The roles of therapist and patient are not tightly scripted. In many respects, psychotherapy changes with each new relationship. Like jazz musicians, psychotherapists must be capable of improvising, gracefully. Much of the work of psychotherapy consists of exploring the unique ways in which patients respond to the complexities and ambiguities woven into the therapeutic interaction.

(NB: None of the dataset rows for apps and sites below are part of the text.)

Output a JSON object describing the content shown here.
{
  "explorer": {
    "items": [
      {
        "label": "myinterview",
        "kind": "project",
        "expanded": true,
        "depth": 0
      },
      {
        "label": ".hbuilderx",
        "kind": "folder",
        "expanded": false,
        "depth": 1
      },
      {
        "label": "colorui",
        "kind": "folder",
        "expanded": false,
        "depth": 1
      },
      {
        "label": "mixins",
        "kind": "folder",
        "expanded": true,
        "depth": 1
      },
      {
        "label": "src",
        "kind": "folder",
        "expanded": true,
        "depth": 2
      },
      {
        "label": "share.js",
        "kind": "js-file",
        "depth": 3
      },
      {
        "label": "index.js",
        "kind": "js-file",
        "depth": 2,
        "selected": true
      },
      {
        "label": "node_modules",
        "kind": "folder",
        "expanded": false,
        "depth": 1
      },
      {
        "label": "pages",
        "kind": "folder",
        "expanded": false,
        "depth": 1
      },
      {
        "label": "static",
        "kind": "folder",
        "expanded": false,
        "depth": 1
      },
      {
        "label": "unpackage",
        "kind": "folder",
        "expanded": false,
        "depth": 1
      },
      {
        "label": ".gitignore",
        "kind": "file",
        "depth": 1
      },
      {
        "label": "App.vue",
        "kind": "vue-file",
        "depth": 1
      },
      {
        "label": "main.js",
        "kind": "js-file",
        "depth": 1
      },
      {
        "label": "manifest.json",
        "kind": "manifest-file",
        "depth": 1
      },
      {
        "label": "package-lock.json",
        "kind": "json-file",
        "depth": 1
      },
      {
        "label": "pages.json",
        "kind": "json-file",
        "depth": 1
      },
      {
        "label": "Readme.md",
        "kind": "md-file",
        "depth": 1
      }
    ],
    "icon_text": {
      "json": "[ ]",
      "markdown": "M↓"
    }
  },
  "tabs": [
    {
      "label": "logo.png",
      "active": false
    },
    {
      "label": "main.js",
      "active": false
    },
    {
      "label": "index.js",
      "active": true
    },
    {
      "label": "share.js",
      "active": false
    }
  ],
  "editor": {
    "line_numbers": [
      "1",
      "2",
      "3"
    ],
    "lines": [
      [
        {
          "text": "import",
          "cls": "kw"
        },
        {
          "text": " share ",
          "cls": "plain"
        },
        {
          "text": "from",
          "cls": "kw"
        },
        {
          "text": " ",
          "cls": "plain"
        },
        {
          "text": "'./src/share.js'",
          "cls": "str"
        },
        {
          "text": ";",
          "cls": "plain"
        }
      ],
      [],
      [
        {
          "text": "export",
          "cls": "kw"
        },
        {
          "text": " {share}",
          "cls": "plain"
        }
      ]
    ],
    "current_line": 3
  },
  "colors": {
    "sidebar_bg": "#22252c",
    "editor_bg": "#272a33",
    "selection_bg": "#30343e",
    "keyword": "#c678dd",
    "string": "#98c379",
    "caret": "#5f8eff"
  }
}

In “My Love Has Dirty Fingernails” the therapist pulls together the unconscious themes of the session with a transference interpreta­,tion. But the interpretation is overly theoretical and too lengthy—an attempt to “convince” the patient. The story masterfully recreates the uncertainties and power struggles, and the emotional atmosphere, of a psychotherapy in which a central question is: Who is seducing whom? (17 pp.)